All truth passes through three stages. First, it is ridiculed, second it is violently opposed, and third, it is accepted as self-evident.
“This is what you shall do: Love the earth and sun and the animals, despise riches, give alms to everyone that asks, stand up for the stupid and crazy, devote your income and labor to others, hate tyrants, argue not concerning God, have patience and indulgence toward the people, take off your hat to nothing known or unknown, or to any man or number of men—go freely with powerful uneducated persons, and with the young, and with the mothers of families—re-examine all you have been told in school or church or in any book, and dismiss whatever insults your own soul; and your very flesh shall be a great poem, and have the richest fluency, not only in its words, but in the silent lines of its lips and face, and between the lashes of your eyes, and in every motion and joint of your body.”

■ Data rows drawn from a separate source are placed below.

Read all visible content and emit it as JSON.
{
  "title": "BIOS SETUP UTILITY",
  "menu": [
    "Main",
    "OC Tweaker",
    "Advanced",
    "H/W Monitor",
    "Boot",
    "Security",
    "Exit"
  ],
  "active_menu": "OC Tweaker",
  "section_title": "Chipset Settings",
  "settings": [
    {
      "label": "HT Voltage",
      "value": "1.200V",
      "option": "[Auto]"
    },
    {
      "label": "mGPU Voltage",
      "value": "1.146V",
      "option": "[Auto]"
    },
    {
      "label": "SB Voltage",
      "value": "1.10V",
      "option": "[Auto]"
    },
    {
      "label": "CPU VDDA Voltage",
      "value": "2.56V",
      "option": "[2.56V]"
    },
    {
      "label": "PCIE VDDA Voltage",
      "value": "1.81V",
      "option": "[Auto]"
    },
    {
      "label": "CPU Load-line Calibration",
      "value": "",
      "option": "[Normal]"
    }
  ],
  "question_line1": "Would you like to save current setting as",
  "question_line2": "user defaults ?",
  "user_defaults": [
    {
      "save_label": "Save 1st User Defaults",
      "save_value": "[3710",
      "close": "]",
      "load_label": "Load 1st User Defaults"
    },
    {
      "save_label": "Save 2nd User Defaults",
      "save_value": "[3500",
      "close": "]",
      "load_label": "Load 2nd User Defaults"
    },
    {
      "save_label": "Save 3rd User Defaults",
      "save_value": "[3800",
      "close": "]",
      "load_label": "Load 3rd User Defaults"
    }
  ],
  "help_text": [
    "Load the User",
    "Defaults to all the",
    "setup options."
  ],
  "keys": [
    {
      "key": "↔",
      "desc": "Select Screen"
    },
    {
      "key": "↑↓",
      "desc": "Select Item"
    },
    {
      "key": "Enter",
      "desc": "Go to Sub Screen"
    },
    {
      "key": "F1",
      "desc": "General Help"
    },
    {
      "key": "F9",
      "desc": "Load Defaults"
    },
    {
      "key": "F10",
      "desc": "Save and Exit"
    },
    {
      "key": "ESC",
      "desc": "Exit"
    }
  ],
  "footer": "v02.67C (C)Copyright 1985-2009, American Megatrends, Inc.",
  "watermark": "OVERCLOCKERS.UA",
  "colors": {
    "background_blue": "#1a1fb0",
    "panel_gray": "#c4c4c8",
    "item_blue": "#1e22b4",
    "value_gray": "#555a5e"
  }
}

–from Preface to “Leaves of Grass” Walt Whitman (1855)
–from Preface to “Leaves of Grass” (1855)
The Influence Vedic Philosophy Had On Nikola Tesla’s Idea Of Free Energy
The Properties of Space: Science works best when in harmony with nature. If we put these two together, we can discover great technologies that can only come about when the consciousness of the planet is ready to embrace them. One example is “free energy,”also known as “zero-point energy,” which utilizes the substance that exists all around us and converts it into usable energy. This would give us a limitless source of energy, and would practically wipe out all poverty on the planet. (more on this later in the article)
The properties of space have been postulated by many, from ancient Vedic philosophy, Eastern Mystics, various ancient civilizations throughout human history all the way to Descartes, Einstein, Newton and more. Humans are curious beings, and our quest to discover “what is” will never end.